“At first, the heart of an embryo is just a tube,” Camboa explains, drawing geometric shapes in the air with his hands. The tube gradually curves around itself to ultimately form the chambers. “It’s an extremely complicated yet simultaneously beautiful process that fascinates me to this day,” he says.

While still studying, he participates in an exchange programme, portions of which are completed at the University of California in San Diego. He writes his doctoral thesis there and dedicates all of his research activities to the heart. He stays in the US for four years after receiving his doctorate, until the German Centre for Cardiovascular Research (DZHK) lures him to Frankfurt with an offer he can’t refuse: € 1.25 million in research funds and his own team.

Here in Frankfurt, Camboa now studies the hearts of adults – a major factor being that it is much easier to get research funding for this. Why is that? “Because there is a strong possibility that this research can one day lead to the creation of practical applications,” says the biologist. He understands this. “Everything we do here is ultimately paid for by tax money. And if you asked taxpayers what they prefer, they would prefer research that would one day be useful to them if they get sick.” Therefore, Camboa is now trying to understand why the heart loses so much strength after a heart attack and if this can be prevented.

Preventing the scar growth

“A normal heart is constructed out of various cell types,“ Camboa explains. During a heart attack, portions of the pumping cells die. The heart then replaces them quickly with other, smaller cells. “The new cells cause a scar that, while it can’t pump, at least prevents the heart from falling apart,” says Camboa. But there is a critical problem:

“The scar spreads and grows into regions where still-functioning pumping cells are working. And then they also break down.” This leads to the continuation of a significant risk for complications when someone is released from the hospital after a heart attack. What can be done about it? “We’re looking for strategies to prevent this scar growth,” says Camboa.

The prime suspect: transcription factors. Those are various proteins that occur in cells and determine what portion of the DNA are read and copied, ultimately defining the identity and function of each individual cell. “Once we know which cells replace which cells, then we can look at the transcriptions factors that coordinate the formation a fibrotic scar post-myocardial infarction,” says Camboa. If the 36 year-old and his team can find them, they’ll look for a way to turn off transcription factors driving cardiac fibrotic responses once these have completed their wound healing function. The overall goal would be a medication – but it could be years to decades before things get that far.

Pleasure of sharing knowledge

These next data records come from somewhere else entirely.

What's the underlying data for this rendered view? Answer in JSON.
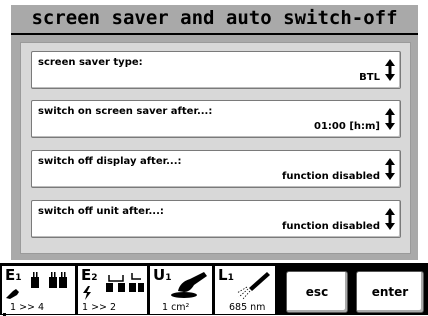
{
  "title": "screen saver and auto switch-off",
  "settings": [
    {
      "label": "screen saver type:",
      "value": "BTL"
    },
    {
      "label": "switch on screen saver after...:",
      "value": "01:00 [h:m]"
    },
    {
      "label": "switch off display after...:",
      "value": "function disabled"
    },
    {
      "label": "switch off unit after...:",
      "value": "function disabled"
    }
  ],
  "channels": {
    "e1": {
      "letter": "E",
      "sub": "1",
      "info": "1 >> 4"
    },
    "e2": {
      "letter": "E",
      "sub": "2",
      "info": "1 >> 2"
    },
    "u1": {
      "letter": "U",
      "sub": "1",
      "info": "1 cm²"
    },
    "l1": {
      "letter": "L",
      "sub": "1",
      "info": "685 nm"
    }
  },
  "buttons": {
    "esc": "esc",
    "enter": "enter"
  },
  "colors": {
    "screen_bg": "#a9a9a9",
    "panel_bg": "#d8d8d8",
    "footer_bg": "#000000"
  }
}
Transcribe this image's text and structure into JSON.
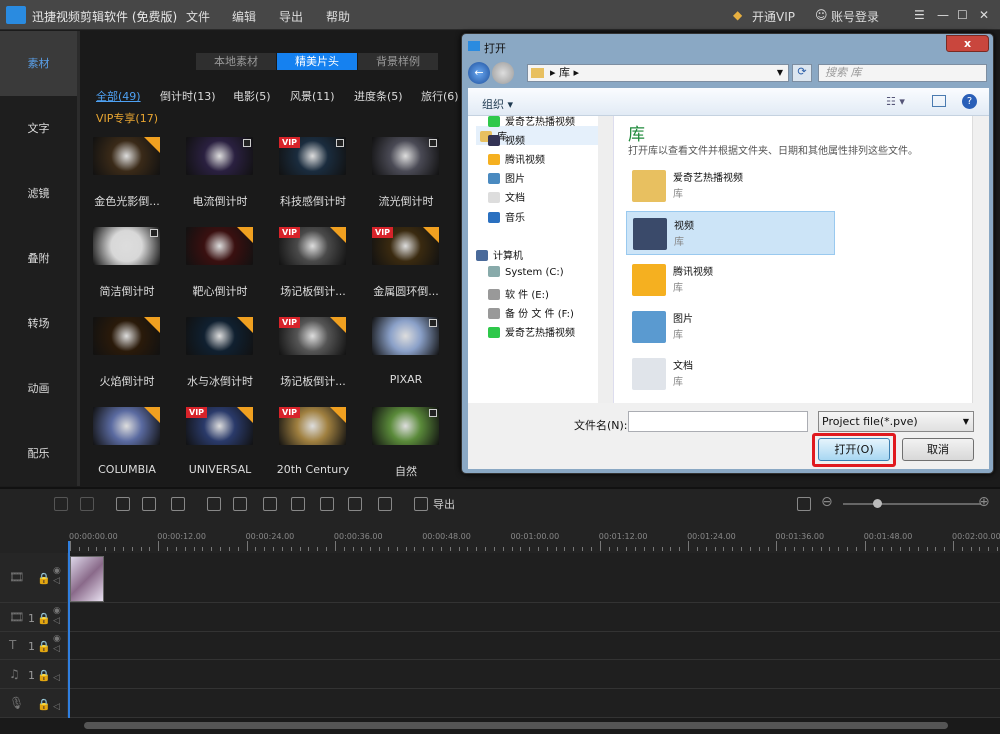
{
  "app": {
    "title": "迅捷视频剪辑软件 (免费版)",
    "menus": [
      "文件",
      "编辑",
      "导出",
      "帮助"
    ],
    "vip": "开通VIP",
    "login": "账号登录",
    "accent": "#1581f0"
  },
  "sidebar": {
    "items": [
      "素材",
      "文字",
      "滤镜",
      "叠附",
      "转场",
      "动画",
      "配乐"
    ],
    "active": 0
  },
  "content": {
    "tabs": [
      "本地素材",
      "精美片头",
      "背景样例"
    ],
    "active_tab": 1,
    "categories": [
      "全部(49)",
      "倒计时(13)",
      "电影(5)",
      "风景(11)",
      "进度条(5)",
      "旅行(6)"
    ],
    "vip_category": "VIP专享(17)",
    "items": [
      {
        "label": "金色光影倒...",
        "badge": "download",
        "color": "#3a2a18"
      },
      {
        "label": "电流倒计时",
        "badge": "add",
        "color": "#2a2040"
      },
      {
        "label": "科技感倒计时",
        "badge": "vip-add",
        "color": "#1a2c3e"
      },
      {
        "label": "流光倒计时",
        "badge": "add",
        "color": "#4a4a55"
      },
      {
        "label": "简洁倒计时",
        "badge": "add",
        "color": "#d8d8d8"
      },
      {
        "label": "靶心倒计时",
        "badge": "download",
        "color": "#3a1010"
      },
      {
        "label": "场记板倒计...",
        "badge": "vip-download",
        "color": "#4a4a4a"
      },
      {
        "label": "金属圆环倒...",
        "badge": "vip-download",
        "color": "#3a2a10"
      },
      {
        "label": "火焰倒计时",
        "badge": "download",
        "color": "#2a1a0a"
      },
      {
        "label": "水与冰倒计时",
        "badge": "download",
        "color": "#102030"
      },
      {
        "label": "场记板倒计...",
        "badge": "vip-download",
        "color": "#555"
      },
      {
        "label": "PIXAR",
        "badge": "add",
        "color": "#8aa0c8"
      },
      {
        "label": "COLUMBIA",
        "badge": "download",
        "color": "#5a6aa0"
      },
      {
        "label": "UNIVERSAL",
        "badge": "vip-download",
        "color": "#2a3a6a"
      },
      {
        "label": "20th Century",
        "badge": "vip-download",
        "color": "#a08040"
      },
      {
        "label": "自然",
        "badge": "add",
        "color": "#5a8a3a"
      }
    ]
  },
  "dialog": {
    "title": "打开",
    "close": "x",
    "breadcrumb": "库",
    "search_placeholder": "搜索 库",
    "organize": "组织 ▾",
    "nav": [
      {
        "label": "库",
        "color": "#e8c060"
      },
      {
        "label": "爱奇艺热播视频",
        "color": "#2ec84a"
      },
      {
        "label": "视频",
        "color": "#335"
      },
      {
        "label": "腾讯视频",
        "color": "#f5b020"
      },
      {
        "label": "图片",
        "color": "#4a8ac0"
      },
      {
        "label": "文档",
        "color": "#ddd"
      },
      {
        "label": "音乐",
        "color": "#2a70c0"
      },
      {
        "label": "计算机",
        "color": "#4a6a9a"
      },
      {
        "label": "System (C:)",
        "color": "#8aa"
      },
      {
        "label": "软 件 (E:)",
        "color": "#999"
      },
      {
        "label": "备 份 文 件 (F:)",
        "color": "#999"
      },
      {
        "label": "爱奇艺热播视频",
        "color": "#2ec84a"
      }
    ],
    "heading": "库",
    "description": "打开库以查看文件并根据文件夹、日期和其他属性排列这些文件。",
    "libraries": [
      {
        "name": "爱奇艺热播视频",
        "sub": "库",
        "color": "#e8c060"
      },
      {
        "name": "视频",
        "sub": "库",
        "color": "#3a4a6a"
      },
      {
        "name": "腾讯视频",
        "sub": "库",
        "color": "#f5b020"
      },
      {
        "name": "图片",
        "sub": "库",
        "color": "#5a9ad0"
      },
      {
        "name": "文档",
        "sub": "库",
        "color": "#e0e4ea"
      }
    ],
    "selected_library": 1,
    "filename_label": "文件名(N):",
    "filename_value": "",
    "filetype": "Project file(*.pve)",
    "open": "打开(O)",
    "cancel": "取消"
  },
  "timeline": {
    "export": "导出",
    "ticks": [
      "00:00:00.00",
      "00:00:12.00",
      "00:00:24.00",
      "00:00:36.00",
      "00:00:48.00",
      "00:01:00.00",
      "00:01:12.00",
      "00:01:24.00",
      "00:01:36.00",
      "00:01:48.00",
      "00:02:00.00"
    ],
    "track_counts": [
      "1",
      "1",
      "1"
    ]
  }
}
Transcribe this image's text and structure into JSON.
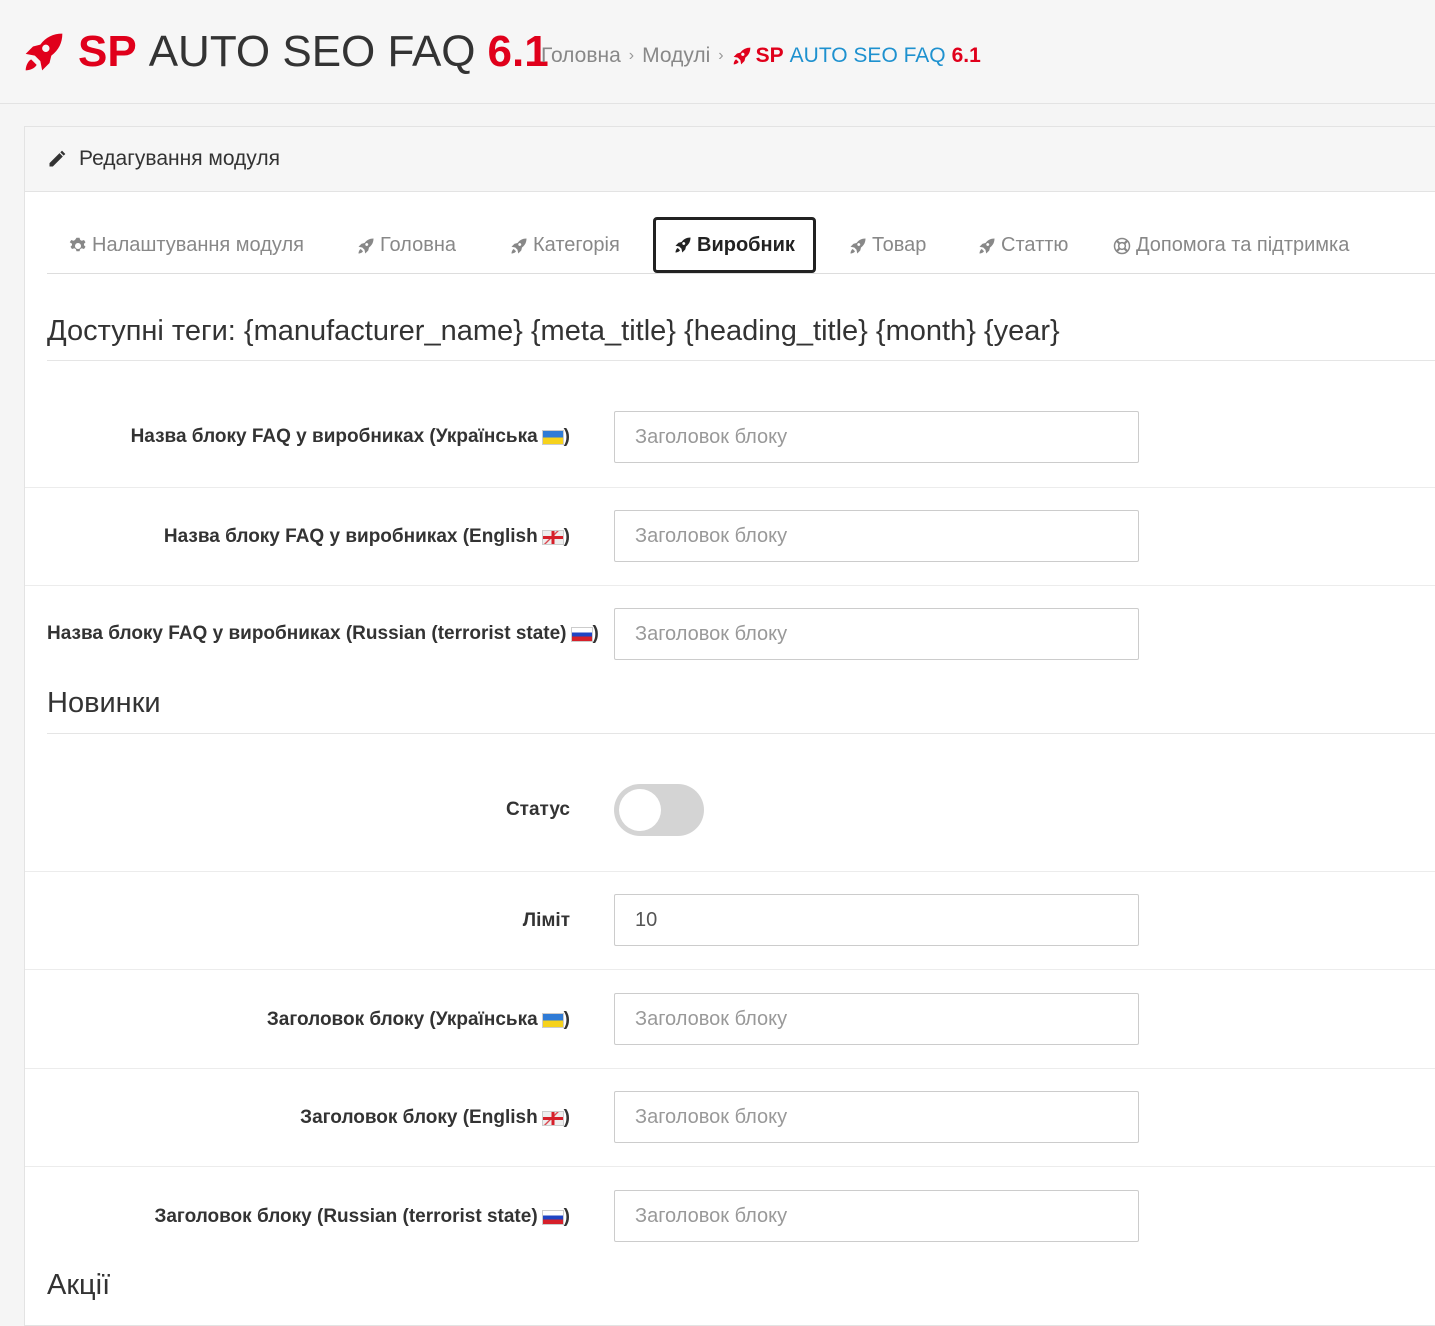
{
  "header": {
    "logo_sp": "SP",
    "logo_name": "AUTO SEO FAQ",
    "logo_version": "6.1",
    "breadcrumb": [
      "Головна",
      "Модулі"
    ],
    "breadcrumb_active": {
      "sp": "SP",
      "name": "AUTO SEO FAQ",
      "version": "6.1"
    }
  },
  "panel": {
    "title": "Редагування модуля"
  },
  "tabs": [
    {
      "label": "Налаштування модуля",
      "icon": "gear-icon"
    },
    {
      "label": "Головна",
      "icon": "rocket-icon"
    },
    {
      "label": "Категорія",
      "icon": "rocket-icon"
    },
    {
      "label": "Виробник",
      "icon": "rocket-icon",
      "active": true
    },
    {
      "label": "Товар",
      "icon": "rocket-icon"
    },
    {
      "label": "Статтю",
      "icon": "rocket-icon"
    },
    {
      "label": "Допомога та підтримка",
      "icon": "lifebuoy-icon"
    }
  ],
  "tags_heading": "Доступні теги: {manufacturer_name} {meta_title} {heading_title} {month} {year}",
  "faq_title": {
    "ua_label": "Назва блоку FAQ у виробниках (Українська",
    "en_label": "Назва блоку FAQ у виробниках (English",
    "ru_label": "Назва блоку FAQ у виробниках (Russian (terrorist state)",
    "placeholder": "Заголовок блоку"
  },
  "new_section": {
    "heading": "Новинки",
    "status_label": "Статус",
    "status_on": false,
    "limit_label": "Ліміт",
    "limit_value": "10",
    "title_ua_label": "Заголовок блоку (Українська",
    "title_en_label": "Заголовок блоку (English",
    "title_ru_label": "Заголовок блоку (Russian (terrorist state)",
    "placeholder": "Заголовок блоку"
  },
  "specials_heading": "Акції",
  "colors": {
    "brand_red": "#e0001b",
    "link_blue": "#1e91cf"
  }
}
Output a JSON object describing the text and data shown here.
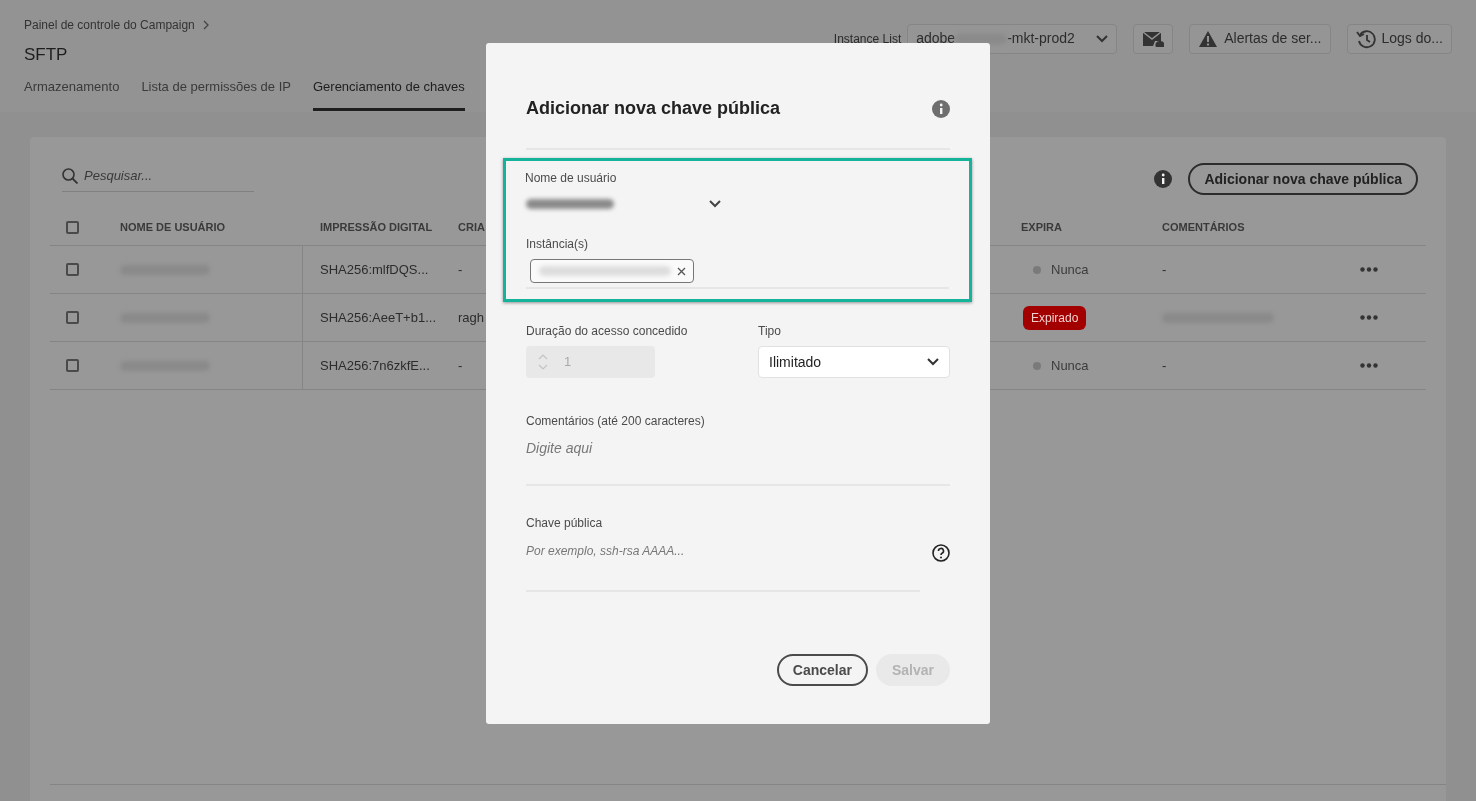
{
  "breadcrumb": "Painel de controle do Campaign",
  "page_title": "SFTP",
  "tabs": [
    {
      "label": "Armazenamento",
      "selected": false
    },
    {
      "label": "Lista de permissões de IP",
      "selected": false
    },
    {
      "label": "Gerenciamento de chaves",
      "selected": true
    }
  ],
  "toolbar": {
    "instance_label": "Instance List",
    "instance_value_start": "adobe",
    "instance_value_end": "-mkt-prod2",
    "alerts_button": "Alertas de ser...",
    "logs_button": "Logs do..."
  },
  "search": {
    "placeholder": "Pesquisar..."
  },
  "add_button": "Adicionar nova chave pública",
  "table": {
    "select_all_checked": false,
    "columns": [
      "NOME DE USUÁRIO",
      "IMPRESSÃO DIGITAL",
      "CRIA",
      "EXPIRA",
      "COMENTÁRIOS"
    ],
    "rows": [
      {
        "checked": false,
        "fingerprint": "SHA256:mlfDQS...",
        "created_by": "-",
        "expires": {
          "kind": "never",
          "text": "Nunca"
        },
        "comment": "-",
        "comment_redacted": false
      },
      {
        "checked": false,
        "fingerprint": "SHA256:AeeT+b1...",
        "created_by": "ragh",
        "expires": {
          "kind": "expired",
          "text": "Expirado"
        },
        "comment_redacted": true
      },
      {
        "checked": false,
        "fingerprint": "SHA256:7n6zkfE...",
        "created_by": "-",
        "expires": {
          "kind": "never",
          "text": "Nunca"
        },
        "comment": "-",
        "comment_redacted": false
      }
    ]
  },
  "modal": {
    "title": "Adicionar nova chave pública",
    "username_label": "Nome de usuário",
    "instances_label": "Instância(s)",
    "duration_label": "Duração do acesso concedido",
    "duration_value": "1",
    "duration_disabled": true,
    "type_label": "Tipo",
    "type_value": "Ilimitado",
    "comments_label": "Comentários (até 200 caracteres)",
    "comments_placeholder": "Digite aqui",
    "key_label": "Chave pública",
    "key_placeholder": "Por exemplo, ssh-rsa AAAA...",
    "cancel_button": "Cancelar",
    "save_button": "Salvar",
    "save_disabled": true
  }
}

Besides searching for knowledge, Camboa also want to pass knowledge on. It’s the first time he’s lead a group and he tries to keep things as democratic as possible. “Of course I make the decisions about which direction to take the research in the end,” he says. “But I always try to take the views of my team who work in the lab into consideration.” But the best thing about his new leadership role is that he can now pass one what he once learned and researched in San Diego. “It’s a great feeling to pass on all these things that I was once so excited about and to see how others get as excited as I did several years ago.” Sometimes he also shows them pictures of how the heart develops out of a tube.

By Jan Schwenkenbecher
Photos by Katrin Binner

This article originally appeared in German in the research magazine Forschung Frankfurt 2/2019 “von Herzen”